Seeing brown water, that resembles coffee, come out of your faucet is never a pleasant experience. But it happens more frequently than it has to.
First, the most common reason, is rust coming from the water heater. The water doesn’t usually stay brown for long periods of time but it can clog aerators and cause damage to plumbing valves such as tub valve cartridges, dishwasher filters, ice maker valves/filters and toilet fill valves. We mention ice maker valve/filters because many years ago, before refrigerator water dispensers were common, plumbers tied the ice maker line into the hot water piping.
Second, a section of galvanized piping may be present somewhere in your piping system. Some older homes, and even some newer homes, may have sections of galvanized piping. Galvanized pipe, even though it was used a lot in the mid 1900s, rusts and shouldn’t be used for water lines in the 2000s. So make sure your plumber doesn’t use galvanized pipe or fittings on any water line (water heaters and hose bibs are 2 common places we find galvanized piping).
Third, debris from the utility company’s main water line. Sometimes the local fire department flushes fire hydrants and sometimes the water company has to repair main utility water lines. This process breaks debris free from the pipe walls of the municipal main water line and that debris can flow into your home’s piping system. Often water will be brownish and typically clears up within a day or two. But this debris can get trapped in your faucet aerators, foul your toilet fill valve, and lodge in other plumbing valves.
The main way to prevent rust from entering your water lines is to flush your water heater annually. Water heaters also produce scale which is not good for your plumbing system either. Tank water heaters have a steel tank, which rusts over time. If this rust is allowed to build up in the tank, it will eventually spread into your water piping and move on to your faucets/fixtures.
The other easy way to help prevent rust and brown water is to make sure your “plumber” doesn’t use galvanized piping or galvanized fittings for any water supply line such as water heaters and hose bibs.
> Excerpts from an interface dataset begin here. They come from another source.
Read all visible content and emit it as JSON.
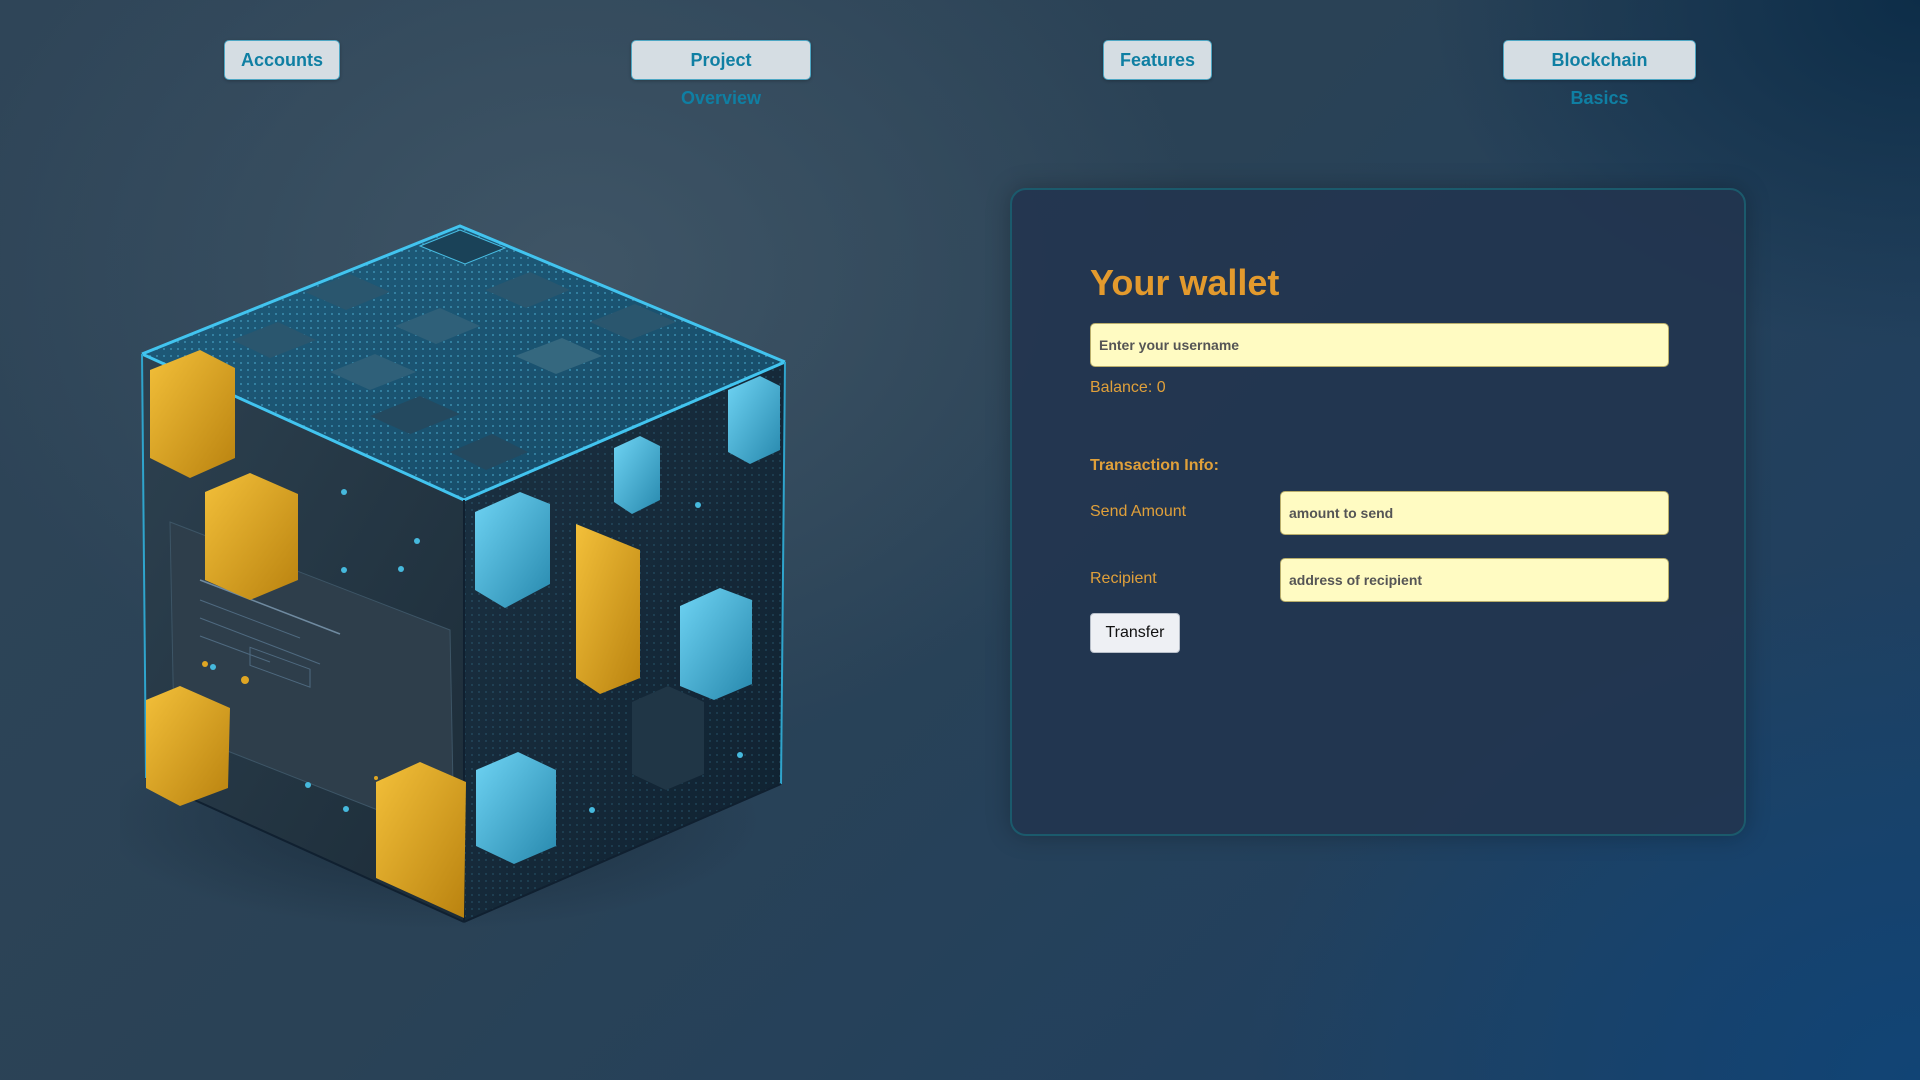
{
  "nav": {
    "accounts": "Accounts",
    "project_overview": "Project Overview",
    "features": "Features",
    "blockchain_basics": "Blockchain Basics"
  },
  "wallet": {
    "title": "Your wallet",
    "username_placeholder": "Enter your username",
    "balance_text": "Balance: 0",
    "transaction_info": "Transaction Info:",
    "send_amount_label": "Send Amount",
    "send_amount_placeholder": "amount to send",
    "recipient_label": "Recipient",
    "recipient_placeholder": "address of recipient",
    "transfer_button": "Transfer"
  },
  "colors": {
    "accent_orange": "#e39a2d",
    "nav_text": "#0f7fa3",
    "input_bg": "#fffbc2",
    "cube_blue": "#46b9dd",
    "cube_yellow": "#e0a623"
  },
  "illustration": "blockchain-cube-illustration"
}
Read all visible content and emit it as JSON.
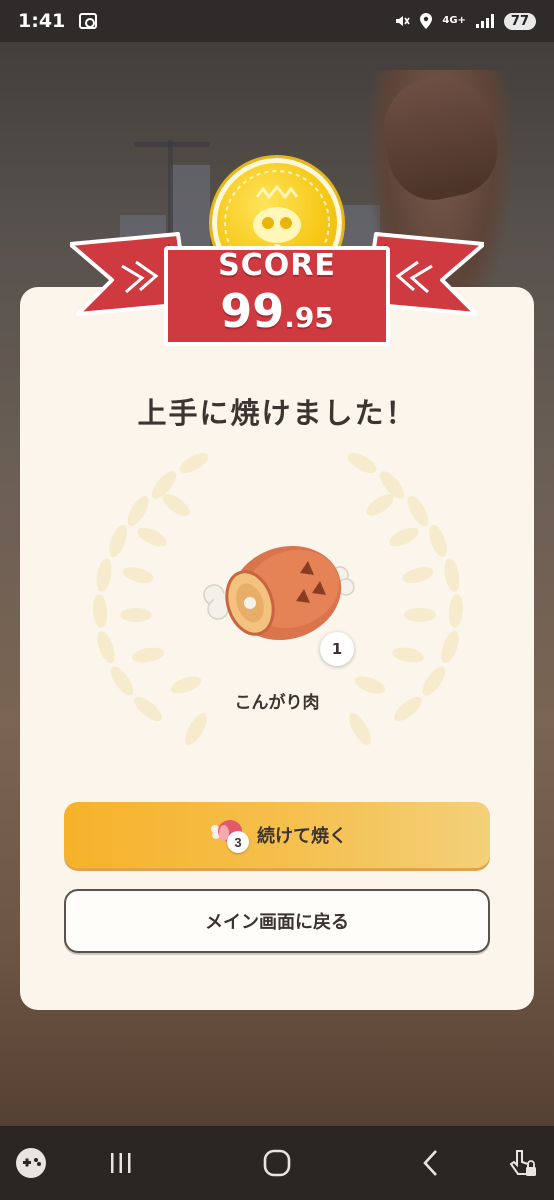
{
  "status_bar": {
    "time": "1:41",
    "network": "4G+",
    "battery": "77"
  },
  "score": {
    "label": "SCORE",
    "integer": "99",
    "decimal": ".95"
  },
  "result": {
    "title": "上手に焼けました！",
    "item_name": "こんがり肉",
    "item_count": "1"
  },
  "buttons": {
    "continue_label": "続けて焼く",
    "continue_count": "3",
    "main_label": "メイン画面に戻る"
  },
  "colors": {
    "ribbon": "#cf3a40",
    "button_primary": "#f6b22a",
    "card": "#fbf5ec",
    "coin": "#f6c919"
  },
  "icons": {
    "nav": [
      "game-controller-icon",
      "recent-apps-icon",
      "home-icon",
      "back-icon",
      "touch-lock-icon"
    ]
  }
}
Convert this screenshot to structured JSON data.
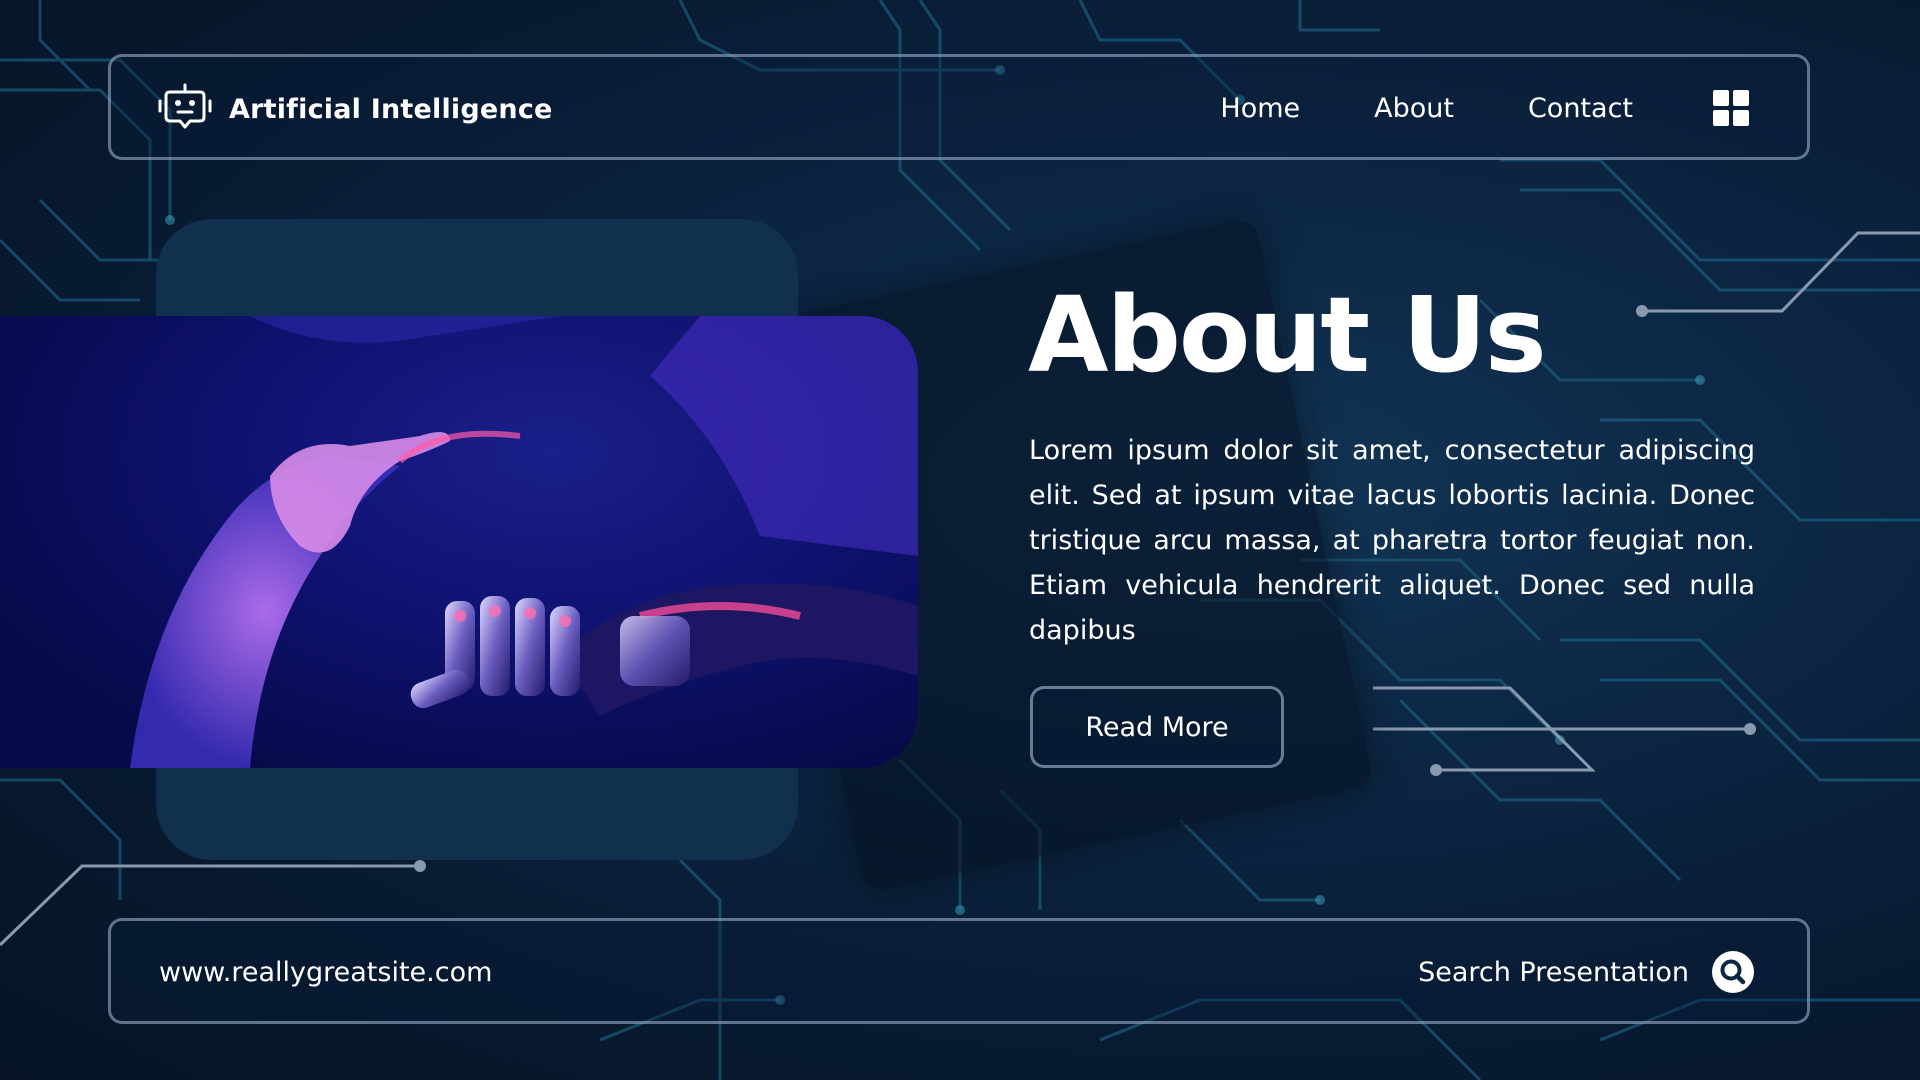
{
  "header": {
    "brand_name": "Artificial Intelligence",
    "brand_icon": "robot-chat-icon",
    "nav": [
      {
        "label": "Home"
      },
      {
        "label": "About"
      },
      {
        "label": "Contact"
      }
    ],
    "menu_icon": "grid-icon"
  },
  "main": {
    "heading": "About Us",
    "body": "Lorem ipsum dolor sit amet, consectetur adipiscing elit. Sed at ipsum vitae lacus lobortis lacinia. Donec tristique arcu massa, at pharetra tortor feugiat non. Etiam vehicula hendrerit aliquet. Donec sed nulla dapibus",
    "button_label": "Read More",
    "image_icon": "robotic-hand-photo"
  },
  "footer": {
    "url": "www.reallygreatsite.com",
    "search_label": "Search Presentation",
    "search_icon": "search-icon"
  },
  "colors": {
    "background": "#0c2643",
    "panel": "#10304d",
    "border": "#aabed7",
    "text": "#ffffff",
    "circuit": "#1f6f92"
  }
}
I put plumber in quotes because a reputable plumber will never use galvanized pipe or fittings for any potable water application.
If you know the city is flushing fire hydrants or if the water company has performed a main line pipe repair nearby, try flushing your front hose bib for a little while before using any water indoors. Hopefully this will keep the rusty water from entering your home’s piping. If you notice brown water at a faucet, run a tub for a bit since most tub spouts don’t have an aerator. Also, remove and clean your faucet aerators to remove any debris.
We hope we’ve shed a little light on the causes of brown water coming out of your faucets/fixtures and how to try to fix the problem.